[ACTION ITEM]
Show every line below where "value" can be found.

##########

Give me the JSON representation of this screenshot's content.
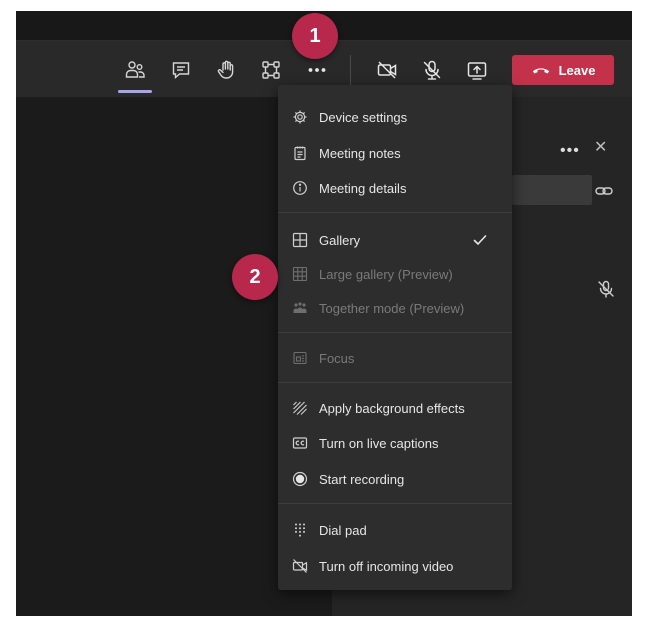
{
  "toolbar": {
    "leave_label": "Leave",
    "leave_color": "#c4314b",
    "icons": [
      "participants-icon",
      "chat-icon",
      "raise-hand-icon",
      "breakout-rooms-icon",
      "more-actions-icon",
      "camera-off-icon",
      "mic-off-icon",
      "share-screen-icon",
      "hang-up-icon"
    ]
  },
  "menu": {
    "items": [
      {
        "label": "Device settings",
        "icon": "gear-icon",
        "disabled": false
      },
      {
        "label": "Meeting notes",
        "icon": "notes-icon",
        "disabled": false
      },
      {
        "label": "Meeting details",
        "icon": "info-icon",
        "disabled": false
      },
      {
        "label": "Gallery",
        "icon": "gallery-icon",
        "disabled": false,
        "checked": true
      },
      {
        "label": "Large gallery (Preview)",
        "icon": "large-gallery-icon",
        "disabled": true
      },
      {
        "label": "Together mode (Preview)",
        "icon": "together-mode-icon",
        "disabled": true
      },
      {
        "label": "Focus",
        "icon": "focus-icon",
        "disabled": true
      },
      {
        "label": "Apply background effects",
        "icon": "background-effects-icon",
        "disabled": false
      },
      {
        "label": "Turn on live captions",
        "icon": "captions-icon",
        "disabled": false
      },
      {
        "label": "Start recording",
        "icon": "record-icon",
        "disabled": false
      },
      {
        "label": "Dial pad",
        "icon": "dial-pad-icon",
        "disabled": false
      },
      {
        "label": "Turn off incoming video",
        "icon": "video-off-icon",
        "disabled": false
      }
    ]
  },
  "callouts": {
    "one": "1",
    "two": "2",
    "color": "#b8274c"
  },
  "accent_color": "#a6a7e8"
}
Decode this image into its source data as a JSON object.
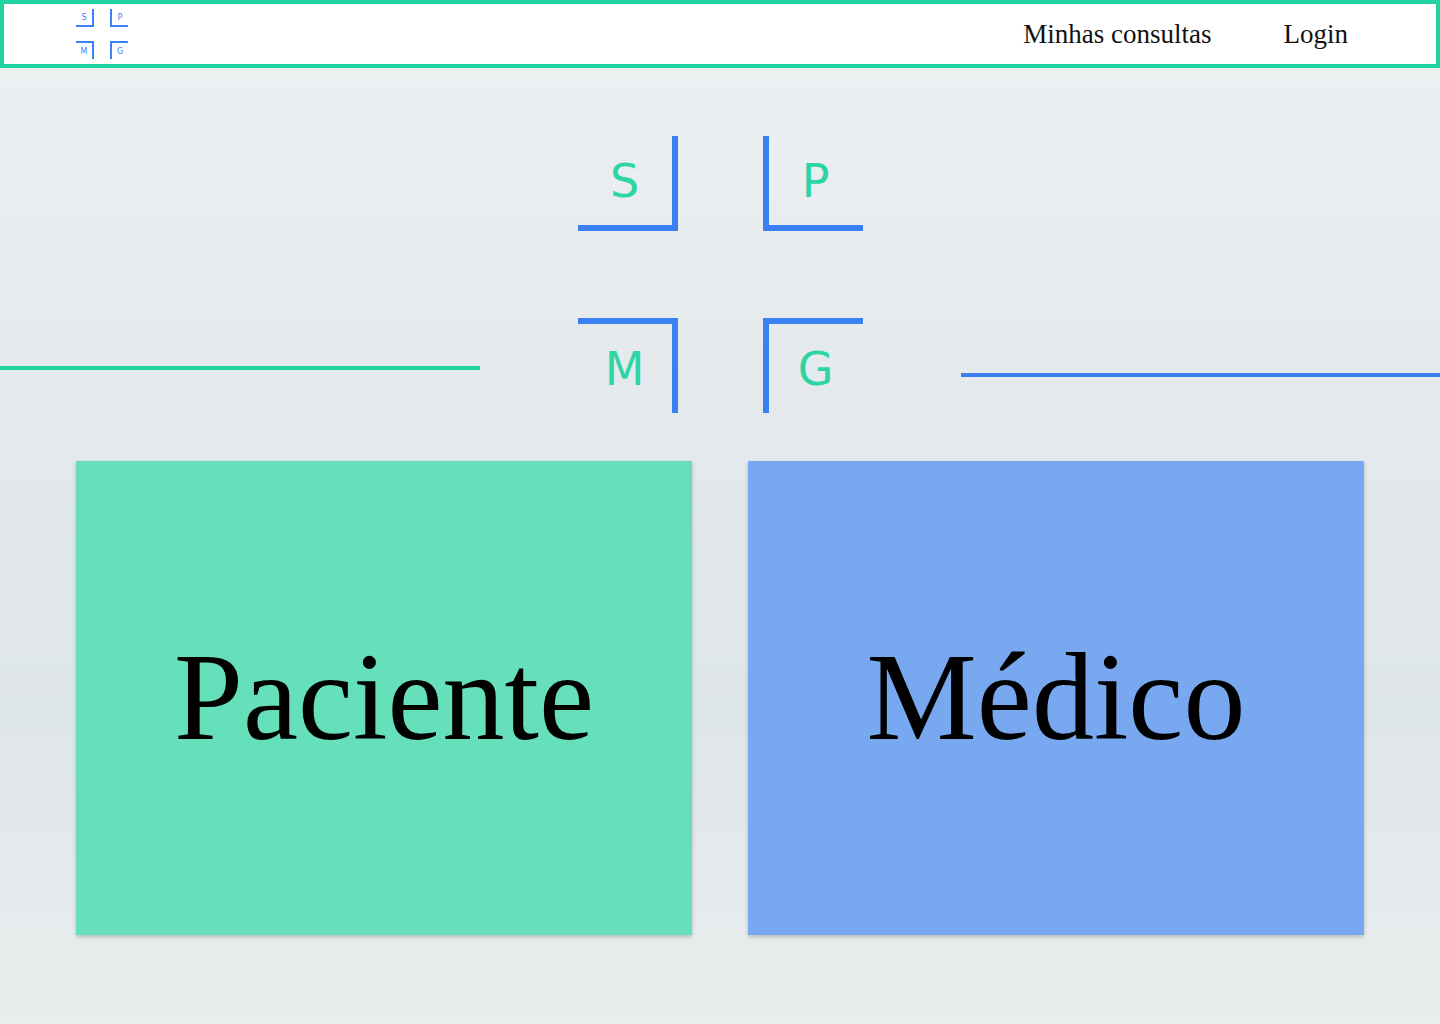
{
  "header": {
    "logo": [
      "S",
      "P",
      "M",
      "G"
    ],
    "nav": [
      "Minhas consultas",
      "Login"
    ]
  },
  "hero": {
    "logo": [
      "S",
      "P",
      "M",
      "G"
    ]
  },
  "cards": [
    {
      "label": "Paciente",
      "color": "#66dfbb"
    },
    {
      "label": "Médico",
      "color": "#78a8f0"
    }
  ]
}
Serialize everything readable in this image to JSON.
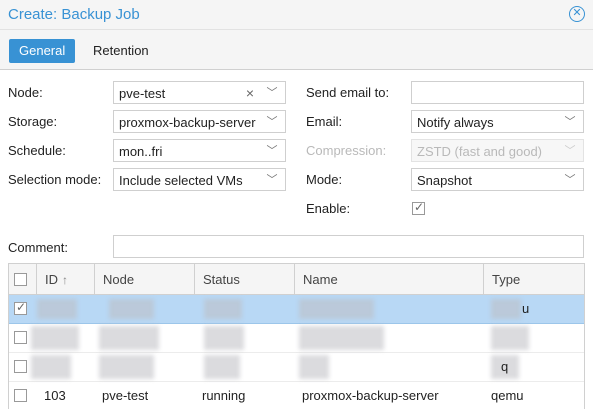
{
  "window": {
    "title": "Create: Backup Job"
  },
  "tabs": [
    {
      "label": "General",
      "active": true
    },
    {
      "label": "Retention",
      "active": false
    }
  ],
  "form": {
    "node": {
      "label": "Node:",
      "value": "pve-test"
    },
    "storage": {
      "label": "Storage:",
      "value": "proxmox-backup-server"
    },
    "schedule": {
      "label": "Schedule:",
      "value": "mon..fri"
    },
    "selection_mode": {
      "label": "Selection mode:",
      "value": "Include selected VMs"
    },
    "send_email": {
      "label": "Send email to:",
      "value": ""
    },
    "email": {
      "label": "Email:",
      "value": "Notify always"
    },
    "compression": {
      "label": "Compression:",
      "value": "ZSTD (fast and good)",
      "disabled": true
    },
    "mode": {
      "label": "Mode:",
      "value": "Snapshot"
    },
    "enable": {
      "label": "Enable:",
      "checked": true
    },
    "comment": {
      "label": "Comment:",
      "value": ""
    }
  },
  "grid": {
    "columns": [
      "ID",
      "Node",
      "Status",
      "Name",
      "Type"
    ],
    "rows": [
      {
        "id": "",
        "node": "",
        "status": "",
        "name": "",
        "type": "u",
        "selected": true,
        "checked": true,
        "redacted": true
      },
      {
        "id": "",
        "node": "",
        "status": "",
        "name": "",
        "type": "",
        "selected": false,
        "checked": false,
        "redacted": true
      },
      {
        "id": "",
        "node": "",
        "status": "",
        "name": "",
        "type": "q",
        "selected": false,
        "checked": false,
        "redacted": true
      },
      {
        "id": "103",
        "node": "pve-test",
        "status": "running",
        "name": "proxmox-backup-server",
        "type": "qemu",
        "selected": false,
        "checked": false,
        "redacted": false
      }
    ]
  },
  "colors": {
    "accent": "#3892d4",
    "selected_row": "#b8d8f5"
  }
}
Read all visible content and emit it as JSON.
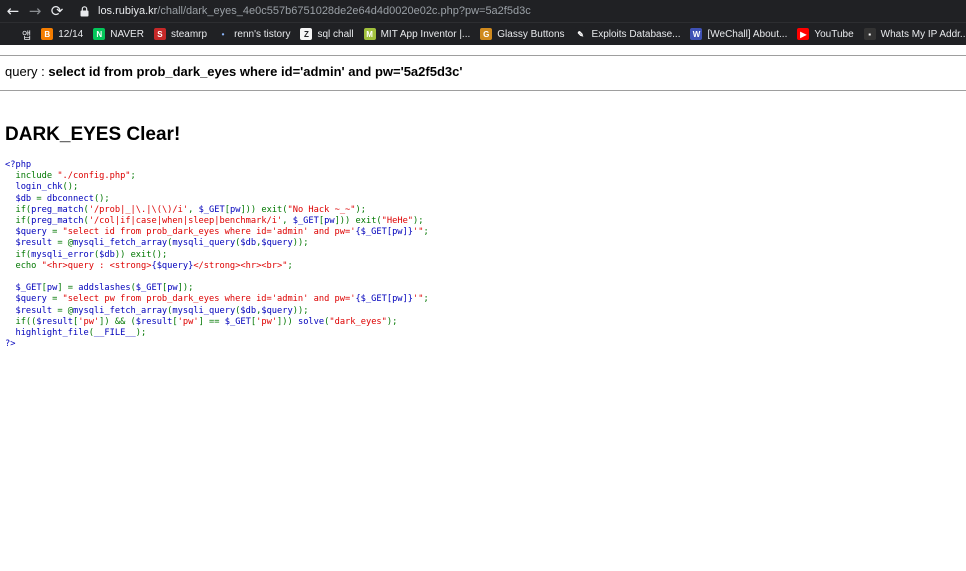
{
  "browser": {
    "url_host": "los.rubiya.kr",
    "url_path": "/chall/dark_eyes_4e0c557b6751028de2e64d4d0020e02c.php?pw=5a2f5d3c"
  },
  "bookmarks": [
    {
      "label": "앱",
      "icon": "apps-icon",
      "color": "#202124",
      "glyph": ""
    },
    {
      "label": "12/14",
      "icon": "blogger-icon",
      "color": "#f57d00",
      "glyph": "B"
    },
    {
      "label": "NAVER",
      "icon": "naver-icon",
      "color": "#03c75a",
      "glyph": "N"
    },
    {
      "label": "steamrp",
      "icon": "steamrp-icon",
      "color": "#c62828",
      "glyph": "S"
    },
    {
      "label": "renn's tistory",
      "icon": "tistory-icon",
      "color": "#202124",
      "glyph": "•"
    },
    {
      "label": "sql chall",
      "icon": "z-icon",
      "color": "#f5f5f5",
      "glyph": "Z"
    },
    {
      "label": "MIT App Inventor |...",
      "icon": "mit-app-inventor-icon",
      "color": "#a0c03c",
      "glyph": "M"
    },
    {
      "label": "Glassy Buttons",
      "icon": "glassy-buttons-icon",
      "color": "#d08a1e",
      "glyph": "G"
    },
    {
      "label": "Exploits Database...",
      "icon": "exploit-db-icon",
      "color": "#202124",
      "glyph": "✎"
    },
    {
      "label": "[WeChall] About...",
      "icon": "wechall-icon",
      "color": "#3f51b5",
      "glyph": "W"
    },
    {
      "label": "YouTube",
      "icon": "youtube-icon",
      "color": "#ff0000",
      "glyph": "▶"
    },
    {
      "label": "Whats My IP Addr...",
      "icon": "whatsmyip-icon",
      "color": "#333333",
      "glyph": "▪"
    }
  ],
  "page": {
    "query_prefix": "query : ",
    "query_sql": "select id from prob_dark_eyes where id='admin' and pw='5a2f5d3c'",
    "clear_title": "DARK_EYES Clear!"
  },
  "source_code": [
    [
      [
        "<?php",
        "c-default"
      ]
    ],
    [
      [
        "  ",
        "c-default"
      ],
      [
        "include ",
        "c-keyword"
      ],
      [
        "\"./config.php\"",
        "c-string"
      ],
      [
        ";",
        "c-keyword"
      ]
    ],
    [
      [
        "  login_chk",
        "c-default"
      ],
      [
        "();",
        "c-keyword"
      ]
    ],
    [
      [
        "  $db ",
        "c-default"
      ],
      [
        "= ",
        "c-keyword"
      ],
      [
        "dbconnect",
        "c-default"
      ],
      [
        "();",
        "c-keyword"
      ]
    ],
    [
      [
        "  ",
        "c-default"
      ],
      [
        "if(",
        "c-keyword"
      ],
      [
        "preg_match",
        "c-default"
      ],
      [
        "(",
        "c-keyword"
      ],
      [
        "'/prob|_|\\.|\\(\\)/i'",
        "c-string"
      ],
      [
        ", ",
        "c-keyword"
      ],
      [
        "$_GET",
        "c-default"
      ],
      [
        "[",
        "c-keyword"
      ],
      [
        "pw",
        "c-default"
      ],
      [
        "])) exit(",
        "c-keyword"
      ],
      [
        "\"No Hack ~_~\"",
        "c-string"
      ],
      [
        ");",
        "c-keyword"
      ]
    ],
    [
      [
        "  ",
        "c-default"
      ],
      [
        "if(",
        "c-keyword"
      ],
      [
        "preg_match",
        "c-default"
      ],
      [
        "(",
        "c-keyword"
      ],
      [
        "'/col|if|case|when|sleep|benchmark/i'",
        "c-string"
      ],
      [
        ", ",
        "c-keyword"
      ],
      [
        "$_GET",
        "c-default"
      ],
      [
        "[",
        "c-keyword"
      ],
      [
        "pw",
        "c-default"
      ],
      [
        "])) exit(",
        "c-keyword"
      ],
      [
        "\"HeHe\"",
        "c-string"
      ],
      [
        ");",
        "c-keyword"
      ]
    ],
    [
      [
        "  $query ",
        "c-default"
      ],
      [
        "= ",
        "c-keyword"
      ],
      [
        "\"select id from prob_dark_eyes where id='admin' and pw='",
        "c-string"
      ],
      [
        "{$_GET[pw]}",
        "c-default"
      ],
      [
        "'\"",
        "c-string"
      ],
      [
        ";",
        "c-keyword"
      ]
    ],
    [
      [
        "  $result ",
        "c-default"
      ],
      [
        "= @",
        "c-keyword"
      ],
      [
        "mysqli_fetch_array",
        "c-default"
      ],
      [
        "(",
        "c-keyword"
      ],
      [
        "mysqli_query",
        "c-default"
      ],
      [
        "(",
        "c-keyword"
      ],
      [
        "$db",
        "c-default"
      ],
      [
        ",",
        "c-keyword"
      ],
      [
        "$query",
        "c-default"
      ],
      [
        "));",
        "c-keyword"
      ]
    ],
    [
      [
        "  ",
        "c-default"
      ],
      [
        "if(",
        "c-keyword"
      ],
      [
        "mysqli_error",
        "c-default"
      ],
      [
        "(",
        "c-keyword"
      ],
      [
        "$db",
        "c-default"
      ],
      [
        ")) exit();",
        "c-keyword"
      ]
    ],
    [
      [
        "  ",
        "c-default"
      ],
      [
        "echo ",
        "c-keyword"
      ],
      [
        "\"<hr>query : <strong>",
        "c-string"
      ],
      [
        "{$query}",
        "c-default"
      ],
      [
        "</strong><hr><br>\"",
        "c-string"
      ],
      [
        ";",
        "c-keyword"
      ]
    ],
    [
      [
        "",
        "c-default"
      ]
    ],
    [
      [
        "  $_GET",
        "c-default"
      ],
      [
        "[",
        "c-keyword"
      ],
      [
        "pw",
        "c-default"
      ],
      [
        "] = ",
        "c-keyword"
      ],
      [
        "addslashes",
        "c-default"
      ],
      [
        "(",
        "c-keyword"
      ],
      [
        "$_GET",
        "c-default"
      ],
      [
        "[",
        "c-keyword"
      ],
      [
        "pw",
        "c-default"
      ],
      [
        "]);",
        "c-keyword"
      ]
    ],
    [
      [
        "  $query ",
        "c-default"
      ],
      [
        "= ",
        "c-keyword"
      ],
      [
        "\"select pw from prob_dark_eyes where id='admin' and pw='",
        "c-string"
      ],
      [
        "{$_GET[pw]}",
        "c-default"
      ],
      [
        "'\"",
        "c-string"
      ],
      [
        ";",
        "c-keyword"
      ]
    ],
    [
      [
        "  $result ",
        "c-default"
      ],
      [
        "= @",
        "c-keyword"
      ],
      [
        "mysqli_fetch_array",
        "c-default"
      ],
      [
        "(",
        "c-keyword"
      ],
      [
        "mysqli_query",
        "c-default"
      ],
      [
        "(",
        "c-keyword"
      ],
      [
        "$db",
        "c-default"
      ],
      [
        ",",
        "c-keyword"
      ],
      [
        "$query",
        "c-default"
      ],
      [
        "));",
        "c-keyword"
      ]
    ],
    [
      [
        "  ",
        "c-default"
      ],
      [
        "if((",
        "c-keyword"
      ],
      [
        "$result",
        "c-default"
      ],
      [
        "[",
        "c-keyword"
      ],
      [
        "'pw'",
        "c-string"
      ],
      [
        "]) && (",
        "c-keyword"
      ],
      [
        "$result",
        "c-default"
      ],
      [
        "[",
        "c-keyword"
      ],
      [
        "'pw'",
        "c-string"
      ],
      [
        "] == ",
        "c-keyword"
      ],
      [
        "$_GET",
        "c-default"
      ],
      [
        "[",
        "c-keyword"
      ],
      [
        "'pw'",
        "c-string"
      ],
      [
        "])) ",
        "c-keyword"
      ],
      [
        "solve",
        "c-default"
      ],
      [
        "(",
        "c-keyword"
      ],
      [
        "\"dark_eyes\"",
        "c-string"
      ],
      [
        ");",
        "c-keyword"
      ]
    ],
    [
      [
        "  highlight_file",
        "c-default"
      ],
      [
        "(",
        "c-keyword"
      ],
      [
        "__FILE__",
        "c-default"
      ],
      [
        ");",
        "c-keyword"
      ]
    ],
    [
      [
        "?>",
        "c-default"
      ]
    ]
  ]
}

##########

[SOLUTION TO THE EXERCISE]
      "value": "pve-test"
      "value": "proxmox-backup-server"
      "value": "mon..fri"
      "value": "Include selected VMs"
      "value": ""
      "value": "Notify always"
      "value": "ZSTD (fast and good)",
      "value": "Snapshot"
      "value": ""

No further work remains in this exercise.